======== SUPPLIED RECORDS
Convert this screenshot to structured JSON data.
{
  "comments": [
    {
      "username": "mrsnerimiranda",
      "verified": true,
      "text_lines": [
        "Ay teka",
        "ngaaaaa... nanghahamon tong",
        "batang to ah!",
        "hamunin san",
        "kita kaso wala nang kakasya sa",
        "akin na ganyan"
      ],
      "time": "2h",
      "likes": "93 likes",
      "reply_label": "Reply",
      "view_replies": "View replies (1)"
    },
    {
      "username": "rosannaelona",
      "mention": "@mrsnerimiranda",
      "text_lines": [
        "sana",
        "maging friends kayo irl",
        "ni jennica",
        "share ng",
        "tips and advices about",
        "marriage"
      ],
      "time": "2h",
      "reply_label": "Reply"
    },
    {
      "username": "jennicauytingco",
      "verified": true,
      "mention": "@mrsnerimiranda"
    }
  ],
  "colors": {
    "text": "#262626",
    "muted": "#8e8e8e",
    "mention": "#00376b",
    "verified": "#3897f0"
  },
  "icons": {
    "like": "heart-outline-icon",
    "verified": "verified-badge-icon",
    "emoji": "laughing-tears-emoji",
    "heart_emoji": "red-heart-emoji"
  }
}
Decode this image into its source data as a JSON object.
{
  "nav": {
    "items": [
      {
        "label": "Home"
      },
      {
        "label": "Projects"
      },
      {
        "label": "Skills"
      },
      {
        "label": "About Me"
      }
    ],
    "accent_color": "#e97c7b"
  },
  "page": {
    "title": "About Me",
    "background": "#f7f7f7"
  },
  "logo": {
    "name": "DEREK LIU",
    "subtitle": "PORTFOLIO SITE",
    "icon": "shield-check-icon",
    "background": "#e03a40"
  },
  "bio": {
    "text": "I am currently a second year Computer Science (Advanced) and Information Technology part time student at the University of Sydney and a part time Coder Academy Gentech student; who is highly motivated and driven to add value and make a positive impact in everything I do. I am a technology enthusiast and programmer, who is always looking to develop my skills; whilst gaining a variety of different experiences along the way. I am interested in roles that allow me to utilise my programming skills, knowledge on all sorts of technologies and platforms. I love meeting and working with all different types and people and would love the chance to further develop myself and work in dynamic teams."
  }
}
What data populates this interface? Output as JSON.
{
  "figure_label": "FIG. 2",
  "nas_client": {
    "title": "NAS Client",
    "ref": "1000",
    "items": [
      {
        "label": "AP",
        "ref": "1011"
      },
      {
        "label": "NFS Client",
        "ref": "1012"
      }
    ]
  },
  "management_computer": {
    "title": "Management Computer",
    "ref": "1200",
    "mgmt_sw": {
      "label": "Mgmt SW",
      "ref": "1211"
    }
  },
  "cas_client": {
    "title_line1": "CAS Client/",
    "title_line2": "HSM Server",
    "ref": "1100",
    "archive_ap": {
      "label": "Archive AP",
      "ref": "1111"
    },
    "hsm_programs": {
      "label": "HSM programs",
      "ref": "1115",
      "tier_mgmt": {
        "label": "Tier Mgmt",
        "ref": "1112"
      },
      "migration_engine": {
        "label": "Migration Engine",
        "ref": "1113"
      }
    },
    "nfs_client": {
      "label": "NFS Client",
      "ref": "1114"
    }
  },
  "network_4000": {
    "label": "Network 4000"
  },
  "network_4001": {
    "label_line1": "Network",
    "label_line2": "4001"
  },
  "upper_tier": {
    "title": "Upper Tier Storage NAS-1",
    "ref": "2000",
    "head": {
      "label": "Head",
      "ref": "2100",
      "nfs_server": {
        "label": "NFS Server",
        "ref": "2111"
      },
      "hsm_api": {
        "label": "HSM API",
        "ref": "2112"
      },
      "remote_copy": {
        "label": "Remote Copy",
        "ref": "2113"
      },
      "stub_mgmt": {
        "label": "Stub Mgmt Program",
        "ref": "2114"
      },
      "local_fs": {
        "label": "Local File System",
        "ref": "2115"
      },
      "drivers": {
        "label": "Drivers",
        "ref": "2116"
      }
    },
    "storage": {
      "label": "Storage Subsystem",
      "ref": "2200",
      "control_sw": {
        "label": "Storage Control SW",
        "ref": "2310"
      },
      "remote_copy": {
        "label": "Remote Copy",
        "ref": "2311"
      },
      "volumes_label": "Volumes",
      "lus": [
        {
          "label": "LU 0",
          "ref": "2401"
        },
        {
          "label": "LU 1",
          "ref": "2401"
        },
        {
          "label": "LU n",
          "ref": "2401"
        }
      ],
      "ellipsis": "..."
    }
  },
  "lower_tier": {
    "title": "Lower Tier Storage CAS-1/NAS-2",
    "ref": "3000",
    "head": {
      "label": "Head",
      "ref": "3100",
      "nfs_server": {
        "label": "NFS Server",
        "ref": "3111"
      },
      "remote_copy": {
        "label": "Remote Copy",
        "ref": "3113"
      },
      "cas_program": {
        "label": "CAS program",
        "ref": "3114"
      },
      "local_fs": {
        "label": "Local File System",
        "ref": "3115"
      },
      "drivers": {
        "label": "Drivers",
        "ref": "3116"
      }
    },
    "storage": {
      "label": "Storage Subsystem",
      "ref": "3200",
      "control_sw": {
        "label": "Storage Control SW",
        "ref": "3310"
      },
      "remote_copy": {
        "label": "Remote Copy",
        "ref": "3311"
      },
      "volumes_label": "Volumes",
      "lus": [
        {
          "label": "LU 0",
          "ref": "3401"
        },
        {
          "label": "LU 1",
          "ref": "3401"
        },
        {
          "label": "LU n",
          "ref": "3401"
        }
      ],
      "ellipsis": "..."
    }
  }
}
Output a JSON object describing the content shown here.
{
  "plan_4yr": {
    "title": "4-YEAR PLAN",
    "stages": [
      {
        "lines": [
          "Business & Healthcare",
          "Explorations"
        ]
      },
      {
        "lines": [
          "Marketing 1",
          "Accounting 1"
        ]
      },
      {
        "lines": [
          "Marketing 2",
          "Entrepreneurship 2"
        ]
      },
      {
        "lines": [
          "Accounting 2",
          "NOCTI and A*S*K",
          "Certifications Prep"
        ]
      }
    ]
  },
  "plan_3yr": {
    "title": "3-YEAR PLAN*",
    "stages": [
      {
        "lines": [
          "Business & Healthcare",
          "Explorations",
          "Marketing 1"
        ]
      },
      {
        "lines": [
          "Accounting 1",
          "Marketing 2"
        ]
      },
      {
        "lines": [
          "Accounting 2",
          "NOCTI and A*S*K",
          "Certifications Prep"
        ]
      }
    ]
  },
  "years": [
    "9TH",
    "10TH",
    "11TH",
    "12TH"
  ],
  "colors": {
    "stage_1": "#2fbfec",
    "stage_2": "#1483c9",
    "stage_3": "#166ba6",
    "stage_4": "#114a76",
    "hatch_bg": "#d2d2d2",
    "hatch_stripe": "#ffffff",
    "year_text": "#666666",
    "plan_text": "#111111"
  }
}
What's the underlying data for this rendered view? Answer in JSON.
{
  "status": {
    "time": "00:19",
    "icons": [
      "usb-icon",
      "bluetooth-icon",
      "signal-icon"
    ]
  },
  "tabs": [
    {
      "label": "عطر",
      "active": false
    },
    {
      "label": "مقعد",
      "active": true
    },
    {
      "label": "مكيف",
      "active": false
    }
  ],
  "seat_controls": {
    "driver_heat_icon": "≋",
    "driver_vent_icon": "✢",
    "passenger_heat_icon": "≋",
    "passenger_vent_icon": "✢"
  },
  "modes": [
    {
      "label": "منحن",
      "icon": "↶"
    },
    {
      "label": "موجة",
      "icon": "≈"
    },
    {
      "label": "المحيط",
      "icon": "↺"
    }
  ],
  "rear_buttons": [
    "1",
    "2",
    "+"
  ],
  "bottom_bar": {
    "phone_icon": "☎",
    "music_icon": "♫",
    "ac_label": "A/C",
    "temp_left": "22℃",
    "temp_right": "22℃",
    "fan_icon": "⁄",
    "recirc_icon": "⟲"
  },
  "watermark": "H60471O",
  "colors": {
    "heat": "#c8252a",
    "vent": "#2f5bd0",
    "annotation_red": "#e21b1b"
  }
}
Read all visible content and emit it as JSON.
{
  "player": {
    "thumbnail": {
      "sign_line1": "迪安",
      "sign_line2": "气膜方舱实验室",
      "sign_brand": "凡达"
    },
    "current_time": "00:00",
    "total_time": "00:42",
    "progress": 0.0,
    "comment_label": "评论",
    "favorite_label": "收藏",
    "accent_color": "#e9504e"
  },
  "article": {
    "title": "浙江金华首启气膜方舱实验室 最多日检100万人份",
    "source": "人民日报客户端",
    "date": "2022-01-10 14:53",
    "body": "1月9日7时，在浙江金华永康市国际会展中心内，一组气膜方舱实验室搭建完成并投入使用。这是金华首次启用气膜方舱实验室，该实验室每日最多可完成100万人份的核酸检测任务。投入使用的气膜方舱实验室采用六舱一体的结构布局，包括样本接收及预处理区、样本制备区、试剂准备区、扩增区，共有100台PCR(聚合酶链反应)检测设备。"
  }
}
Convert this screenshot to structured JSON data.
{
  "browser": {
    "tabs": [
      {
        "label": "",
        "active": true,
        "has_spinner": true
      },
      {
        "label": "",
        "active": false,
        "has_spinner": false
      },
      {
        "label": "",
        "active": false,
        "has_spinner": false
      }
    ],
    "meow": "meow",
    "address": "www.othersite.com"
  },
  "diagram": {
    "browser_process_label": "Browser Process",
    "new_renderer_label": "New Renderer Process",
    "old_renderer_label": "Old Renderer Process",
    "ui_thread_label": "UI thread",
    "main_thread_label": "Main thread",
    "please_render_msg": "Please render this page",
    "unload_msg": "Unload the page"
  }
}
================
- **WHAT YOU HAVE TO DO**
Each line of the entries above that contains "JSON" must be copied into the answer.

- **YOUR RESPONSE**
Convert this screenshot to structured JSON data.
Decode this image into its source data as a JSON object.
What data populates this interface? Output as JSON.
Output a JSON object describing the content shown here.
What's the underlying data for this rendered view? Answer in JSON.
Read all visible content and emit it as JSON.
Convert this screenshot to structured JSON data.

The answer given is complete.